Web page and app entries:

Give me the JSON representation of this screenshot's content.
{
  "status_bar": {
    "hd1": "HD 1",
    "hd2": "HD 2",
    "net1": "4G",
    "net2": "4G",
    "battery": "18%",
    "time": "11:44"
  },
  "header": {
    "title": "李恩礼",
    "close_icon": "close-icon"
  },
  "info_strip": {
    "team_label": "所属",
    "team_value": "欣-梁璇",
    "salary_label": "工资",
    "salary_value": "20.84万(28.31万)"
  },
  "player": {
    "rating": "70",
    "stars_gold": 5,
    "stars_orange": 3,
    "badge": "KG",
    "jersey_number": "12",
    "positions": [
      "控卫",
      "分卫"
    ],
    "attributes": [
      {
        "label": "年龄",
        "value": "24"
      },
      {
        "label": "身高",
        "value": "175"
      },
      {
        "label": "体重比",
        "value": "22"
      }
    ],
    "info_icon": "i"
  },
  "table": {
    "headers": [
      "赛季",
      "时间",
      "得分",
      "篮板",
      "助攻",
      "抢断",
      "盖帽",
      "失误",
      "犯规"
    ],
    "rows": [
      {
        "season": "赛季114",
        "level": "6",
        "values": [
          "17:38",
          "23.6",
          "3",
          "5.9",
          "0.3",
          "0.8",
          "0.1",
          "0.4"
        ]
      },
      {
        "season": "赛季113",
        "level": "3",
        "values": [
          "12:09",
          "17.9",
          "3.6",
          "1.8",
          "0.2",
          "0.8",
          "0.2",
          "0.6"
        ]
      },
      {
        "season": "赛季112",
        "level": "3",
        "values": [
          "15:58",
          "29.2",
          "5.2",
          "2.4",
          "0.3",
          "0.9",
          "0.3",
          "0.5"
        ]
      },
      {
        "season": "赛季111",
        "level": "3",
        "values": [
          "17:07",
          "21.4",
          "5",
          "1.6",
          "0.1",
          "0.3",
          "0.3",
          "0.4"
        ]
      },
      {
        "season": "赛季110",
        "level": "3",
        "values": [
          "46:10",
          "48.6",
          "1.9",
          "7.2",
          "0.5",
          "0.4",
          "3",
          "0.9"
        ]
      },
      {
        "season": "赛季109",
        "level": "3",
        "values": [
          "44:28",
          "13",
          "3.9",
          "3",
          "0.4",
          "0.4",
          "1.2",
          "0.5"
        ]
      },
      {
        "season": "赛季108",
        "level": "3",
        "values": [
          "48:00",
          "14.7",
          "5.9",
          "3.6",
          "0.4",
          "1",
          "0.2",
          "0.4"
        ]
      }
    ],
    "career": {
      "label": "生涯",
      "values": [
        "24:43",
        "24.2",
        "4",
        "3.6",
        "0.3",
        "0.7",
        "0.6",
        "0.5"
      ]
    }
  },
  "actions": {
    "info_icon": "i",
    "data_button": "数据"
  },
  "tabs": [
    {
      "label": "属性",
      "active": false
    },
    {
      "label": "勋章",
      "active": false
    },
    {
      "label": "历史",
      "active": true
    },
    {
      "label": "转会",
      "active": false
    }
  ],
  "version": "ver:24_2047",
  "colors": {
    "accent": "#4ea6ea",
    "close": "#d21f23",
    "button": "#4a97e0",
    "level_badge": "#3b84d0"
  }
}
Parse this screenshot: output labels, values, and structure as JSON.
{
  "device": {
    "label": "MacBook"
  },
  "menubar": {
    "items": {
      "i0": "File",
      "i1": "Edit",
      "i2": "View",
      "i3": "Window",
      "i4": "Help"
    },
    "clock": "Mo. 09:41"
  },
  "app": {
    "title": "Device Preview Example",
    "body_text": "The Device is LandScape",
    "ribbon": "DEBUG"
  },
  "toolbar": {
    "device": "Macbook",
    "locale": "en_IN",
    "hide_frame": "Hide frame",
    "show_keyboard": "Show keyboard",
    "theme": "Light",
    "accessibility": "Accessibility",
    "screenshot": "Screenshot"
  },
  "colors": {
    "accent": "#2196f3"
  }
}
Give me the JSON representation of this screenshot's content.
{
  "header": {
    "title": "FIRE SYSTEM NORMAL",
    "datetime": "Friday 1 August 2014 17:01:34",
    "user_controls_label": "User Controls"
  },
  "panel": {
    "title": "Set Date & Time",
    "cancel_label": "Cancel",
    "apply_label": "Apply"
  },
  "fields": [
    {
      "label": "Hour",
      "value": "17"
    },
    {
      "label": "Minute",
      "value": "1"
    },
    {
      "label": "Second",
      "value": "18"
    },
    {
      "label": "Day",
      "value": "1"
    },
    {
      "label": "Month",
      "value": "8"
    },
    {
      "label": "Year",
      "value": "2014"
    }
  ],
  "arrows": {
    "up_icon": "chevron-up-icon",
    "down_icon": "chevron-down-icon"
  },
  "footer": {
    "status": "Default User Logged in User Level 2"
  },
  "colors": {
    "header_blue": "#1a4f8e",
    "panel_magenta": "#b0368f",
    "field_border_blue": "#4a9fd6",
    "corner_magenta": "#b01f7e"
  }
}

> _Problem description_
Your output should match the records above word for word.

> _Reply to the task_
Give me the JSON representation of this screenshot's content.
{
  "status_bar": {
    "hd1": "HD 1",
    "hd2": "HD 2",
    "net1": "4G",
    "net2": "4G",
    "battery": "18%",
    "time": "11:44"
  },
  "header": {
    "title": "李恩礼",
    "close_icon": "close-icon"
  },
  "info_strip": {
    "team_label": "所属",
    "team_value": "欣-梁璇",
    "salary_label": "工资",
    "salary_value": "20.84万(28.31万)"
  },
  "player": {
    "rating": "70",
    "stars_gold": 5,
    "stars_orange": 3,
    "badge": "KG",
    "jersey_number": "12",
    "positions": [
      "控卫",
      "分卫"
    ],
    "attributes": [
      {
        "label": "年龄",
        "value": "24"
      },
      {
        "label": "身高",
        "value": "175"
      },
      {
        "label": "体重比",
        "value": "22"
      }
    ],
    "info_icon": "i"
  },
  "table": {
    "headers": [
      "赛季",
      "时间",
      "得分",
      "篮板",
      "助攻",
      "抢断",
      "盖帽",
      "失误",
      "犯规"
    ],
    "rows": [
      {
        "season": "赛季114",
        "level": "6",
        "values": [
          "17:38",
          "23.6",
          "3",
          "5.9",
          "0.3",
          "0.8",
          "0.1",
          "0.4"
        ]
      },
      {
        "season": "赛季113",
        "level": "3",
        "values": [
          "12:09",
          "17.9",
          "3.6",
          "1.8",
          "0.2",
          "0.8",
          "0.2",
          "0.6"
        ]
      },
      {
        "season": "赛季112",
        "level": "3",
        "values": [
          "15:58",
          "29.2",
          "5.2",
          "2.4",
          "0.3",
          "0.9",
          "0.3",
          "0.5"
        ]
      },
      {
        "season": "赛季111",
        "level": "3",
        "values": [
          "17:07",
          "21.4",
          "5",
          "1.6",
          "0.1",
          "0.3",
          "0.3",
          "0.4"
        ]
      },
      {
        "season": "赛季110",
        "level": "3",
        "values": [
          "46:10",
          "48.6",
          "1.9",
          "7.2",
          "0.5",
          "0.4",
          "3",
          "0.9"
        ]
      },
      {
        "season": "赛季109",
        "level": "3",
        "values": [
          "44:28",
          "13",
          "3.9",
          "3",
          "0.4",
          "0.4",
          "1.2",
          "0.5"
        ]
      },
      {
        "season": "赛季108",
        "level": "3",
        "values": [
          "48:00",
          "14.7",
          "5.9",
          "3.6",
          "0.4",
          "1",
          "0.2",
          "0.4"
        ]
      }
    ],
    "career": {
      "label": "生涯",
      "values": [
        "24:43",
        "24.2",
        "4",
        "3.6",
        "0.3",
        "0.7",
        "0.6",
        "0.5"
      ]
    }
  },
  "actions": {
    "info_icon": "i",
    "data_button": "数据"
  },
  "tabs": [
    {
      "label": "属性",
      "active": false
    },
    {
      "label": "勋章",
      "active": false
    },
    {
      "label": "历史",
      "active": true
    },
    {
      "label": "转会",
      "active": false
    }
  ],
  "version": "ver:24_2047",
  "colors": {
    "accent": "#4ea6ea",
    "close": "#d21f23",
    "button": "#4a97e0",
    "level_badge": "#3b84d0"
  }
}
Parse this screenshot: output labels, values, and structure as JSON.
{
  "device": {
    "label": "MacBook"
  },
  "menubar": {
    "items": {
      "i0": "File",
      "i1": "Edit",
      "i2": "View",
      "i3": "Window",
      "i4": "Help"
    },
    "clock": "Mo. 09:41"
  },
  "app": {
    "title": "Device Preview Example",
    "body_text": "The Device is LandScape",
    "ribbon": "DEBUG"
  },
  "toolbar": {
    "device": "Macbook",
    "locale": "en_IN",
    "hide_frame": "Hide frame",
    "show_keyboard": "Show keyboard",
    "theme": "Light",
    "accessibility": "Accessibility",
    "screenshot": "Screenshot"
  },
  "colors": {
    "accent": "#2196f3"
  }
}
Give me the JSON representation of this screenshot's content.
{
  "header": {
    "title": "FIRE SYSTEM NORMAL",
    "datetime": "Friday 1 August 2014 17:01:34",
    "user_controls_label": "User Controls"
  },
  "panel": {
    "title": "Set Date & Time",
    "cancel_label": "Cancel",
    "apply_label": "Apply"
  },
  "fields": [
    {
      "label": "Hour",
      "value": "17"
    },
    {
      "label": "Minute",
      "value": "1"
    },
    {
      "label": "Second",
      "value": "18"
    },
    {
      "label": "Day",
      "value": "1"
    },
    {
      "label": "Month",
      "value": "8"
    },
    {
      "label": "Year",
      "value": "2014"
    }
  ],
  "arrows": {
    "up_icon": "chevron-up-icon",
    "down_icon": "chevron-down-icon"
  },
  "footer": {
    "status": "Default User Logged in User Level 2"
  },
  "colors": {
    "header_blue": "#1a4f8e",
    "panel_magenta": "#b0368f",
    "field_border_blue": "#4a9fd6",
    "corner_magenta": "#b01f7e"
  }
}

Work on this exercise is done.